A: I love the game, and I want to coach after I’m done playing, so I just have a burning passion and desire to help the youth and to play the game and coach it.
Q: The recruiting landscape was a lot different in your high school playing days than it is now. Springfield is perceived to be an area with talent on the rise. Why do you think that is, and do you think this area underrated?
A: It’s highly underrated. You got guys that are players, that are big time players in this area. All it is is the opportunity. My school [UMass] took a chance on me, and look at the career I’ve had so far. It’s all about taking the chance on kids. Springfield has had for years some talented players, from Mike Vaz to Julius Walker to Cedric Washington. The names go on, the great players that have gone through those programs. It’s really just about giving a kid an opportunity to prove himself.
Q: How closely have you followed Kieran Presley, the running back from Amherst who is considering several options, including walking-on at UMass?
A: I heard that he may walk on or go to prep school, but I heard he is a phenomenal player.
Q: What life lessons did you learn from your high school coach, Waxie Cullen, that you still hold with you today?
A: Never give up. He used to say, ‘Fight, fight no matter what, fight every single play’, and I’ve taken that with me throughout my whole career. No matter what, and that’s even what I told these kids today. Even though it’s 7-on-7, you fight. Be a competitor. It’s OK to want to win every single time. That’s OK. That’s life. You should want to be successful in everything you do. That was what was instilled in me, that now I want to instill in them.
Q: With the move to FBS, your alma mater has had an increased emphasis on establishing a walk-on tradition. As a former walk-on yourself who’s now in the NFL, what are your thoughts on that strategy?

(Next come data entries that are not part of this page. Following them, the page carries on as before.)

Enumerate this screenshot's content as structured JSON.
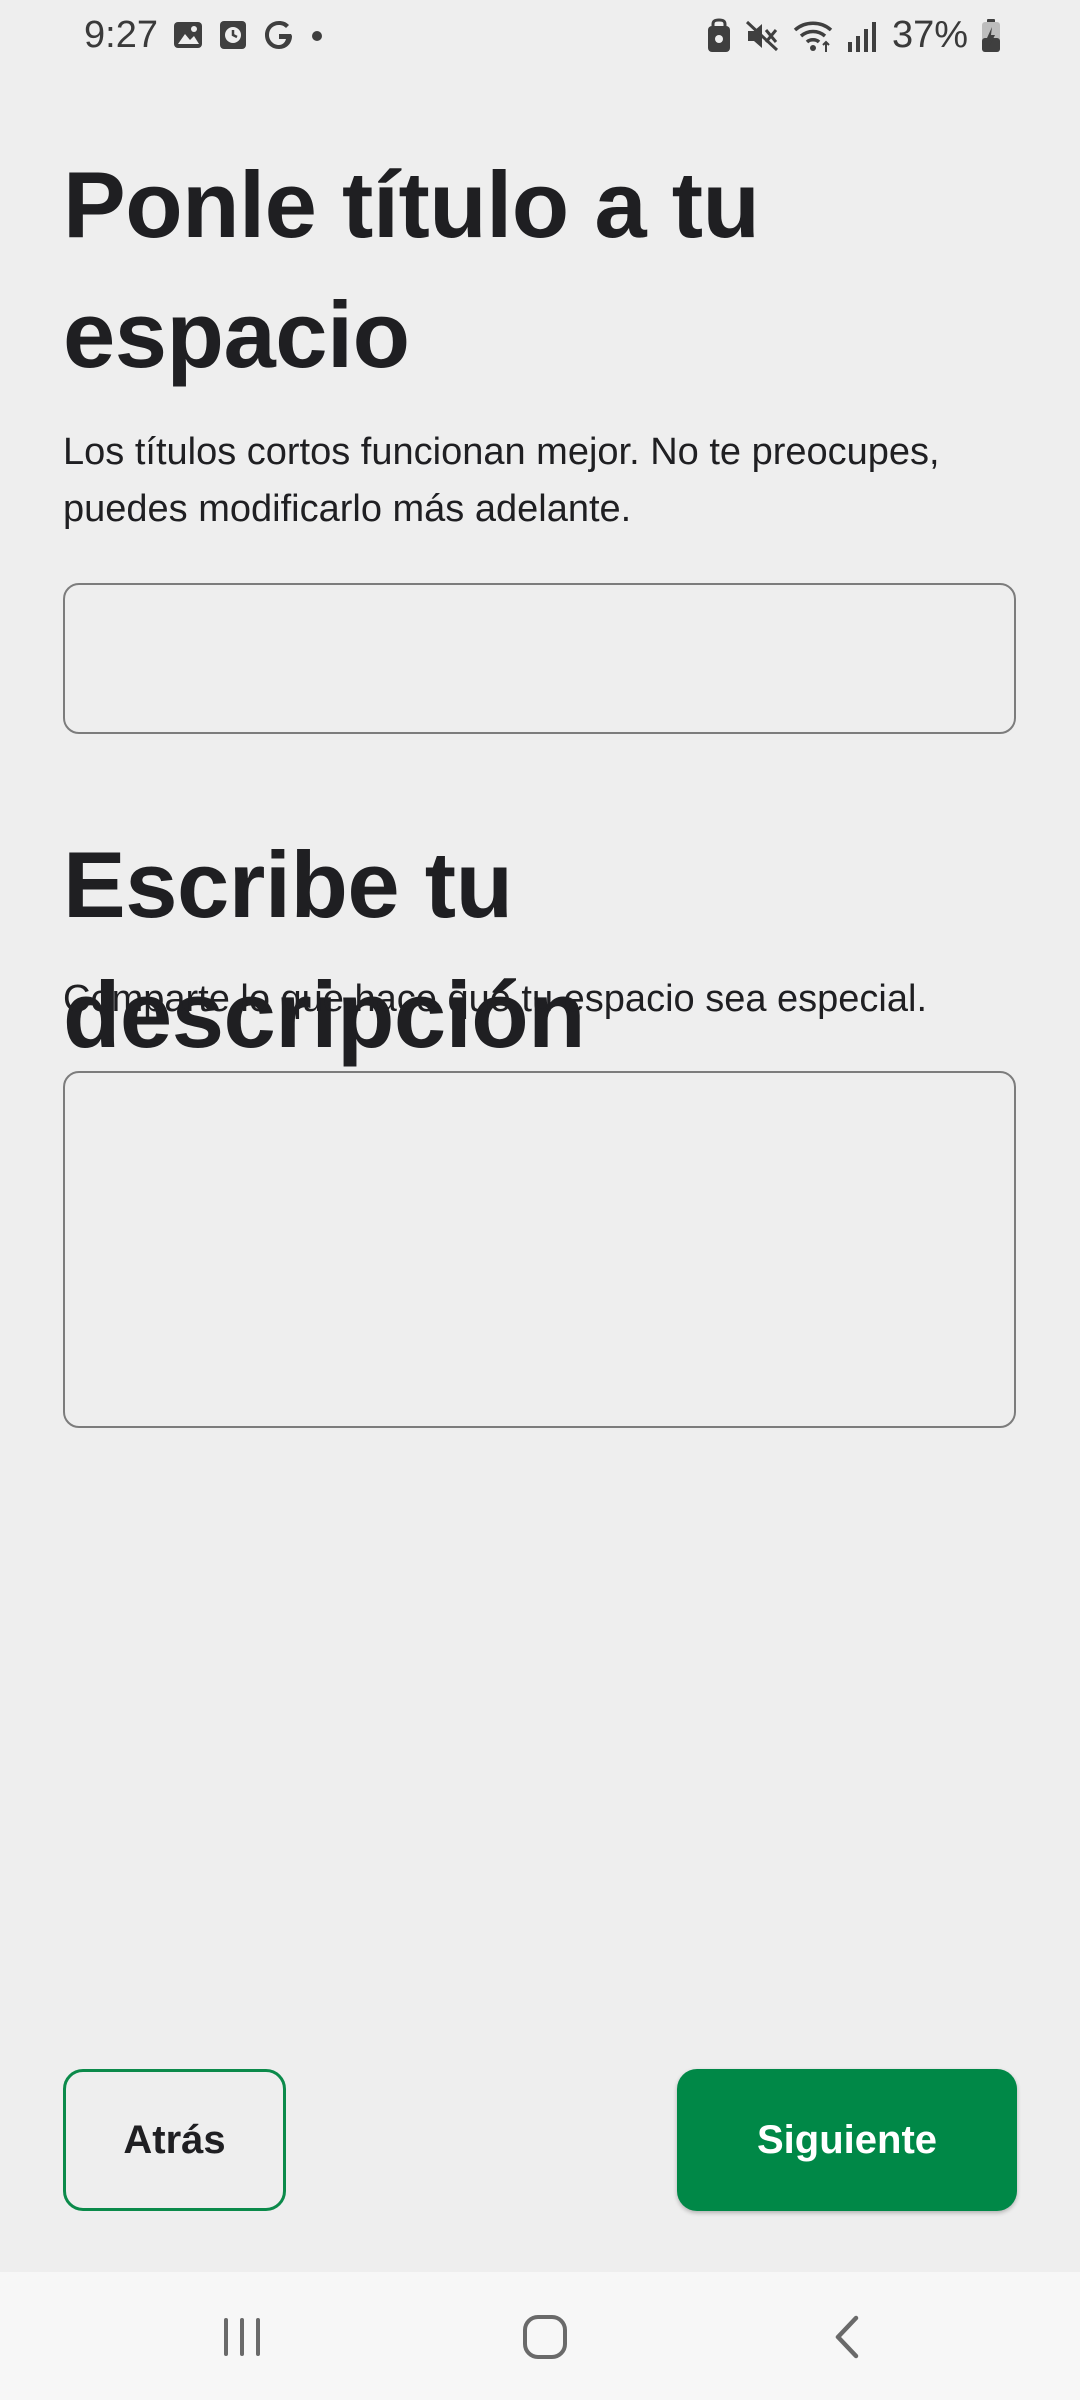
{
  "status_bar": {
    "time": "9:27",
    "battery": "37%",
    "left_icons": [
      "gallery-icon",
      "clock-notification-icon",
      "google-icon",
      "dot-icon"
    ],
    "right_icons": [
      "lock-icon",
      "mute-icon",
      "wifi-icon",
      "signal-icon",
      "battery-icon"
    ]
  },
  "title_section": {
    "heading": "Ponle título a tu espacio",
    "helper": "Los títulos cortos funcionan mejor. No te preocupes, puedes modificarlo más adelante.",
    "input_value": "",
    "input_placeholder": ""
  },
  "description_section": {
    "heading": "Escribe tu descripción",
    "helper": "Comparte lo que hace que tu espacio sea especial.",
    "input_value": "",
    "input_placeholder": ""
  },
  "footer": {
    "back_label": "Atrás",
    "next_label": "Siguiente"
  },
  "nav": {
    "icons": [
      "recents-icon",
      "home-icon",
      "back-icon"
    ]
  },
  "colors": {
    "accent": "#008847",
    "background": "#eeeeee",
    "text": "#1f1f22"
  }
}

A: I think it’s a great strategy, because you can find a diamond in the rough that way. I’m not going to say you shouldn’t be out there recruiting and trying to get the top-tier guys from high school to be a part of the program. But to build the final spots of your roster, I mean, the best way to do it is to have you walk on. I was a walk-on, and at the time I was playing they [UMass] had seven All-Americans on defense. Being able to take another guy’s spot –- an All-American’s spot -– to be able to play, that shows a lot. You always find your diamonds in the rough.
Q: Your coach at UMass, Don Brown, is now the defensive coordinator at Boston College. What are your thoughts on that?

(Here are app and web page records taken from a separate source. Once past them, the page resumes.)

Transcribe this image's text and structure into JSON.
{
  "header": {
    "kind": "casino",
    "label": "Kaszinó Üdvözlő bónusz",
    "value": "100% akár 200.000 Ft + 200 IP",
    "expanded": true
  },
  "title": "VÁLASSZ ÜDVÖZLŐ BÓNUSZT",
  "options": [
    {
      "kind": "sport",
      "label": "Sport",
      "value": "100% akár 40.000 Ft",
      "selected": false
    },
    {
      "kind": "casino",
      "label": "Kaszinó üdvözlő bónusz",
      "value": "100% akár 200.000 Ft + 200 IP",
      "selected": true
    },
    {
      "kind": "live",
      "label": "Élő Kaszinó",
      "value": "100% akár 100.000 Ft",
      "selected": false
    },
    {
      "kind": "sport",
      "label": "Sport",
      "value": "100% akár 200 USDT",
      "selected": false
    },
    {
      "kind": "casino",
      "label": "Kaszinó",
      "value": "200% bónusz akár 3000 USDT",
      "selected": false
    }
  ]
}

A: Donny B, he’s like a father to me. We’re so close. I can only imagine the things he’s going to do with that program on defense. I wish him the best of luck in everything.
Q: For kids themselves trying to walk-on at a Division 1 program, what is the most important thing they can do to make the journey you’ve made?
A: Think big. Think really big. Do not sit there and say, ‘Oh, I’m a walk-on’, and put yourself in a bucket of what you think you are. Think highly of yourself, because then you’ll go out there and perform at a high level and other people will think highly of you. That would be my advice. Think big, and outwork everybody.
Q: Tell me about your foundation, HOPE Africa.
A: We have our big NFL Draft viewing party coming this Thursday in New York, at the Dream Hotel. HOPE Africa is an acronym for ‘Helping Our People Excel’. We provide last-dollar scholarships for students in the United States with African descent. This past year, we sent five kids to college from all over the country –- Ohio State, NYU, Arizona State, Oregon and one other. Being able to do that and help kids achieve their dream is really the most important thing. It stems from my parents doing the same thing, coming from Nigeria to the United States and earning their PhDs in education. At HOPE Africa, we want to give these students the same opportunities to do that.
Q: How proud are you to represent your Nigerian heritage?
A: Very proud, very proud. It’s an honor to be able to have this platform, and to exemplify the foundation with which I was raised on –- my family, my grandparents, the people who worked hard so I could be where I am. To represent that culture on the football field, it is a great honor.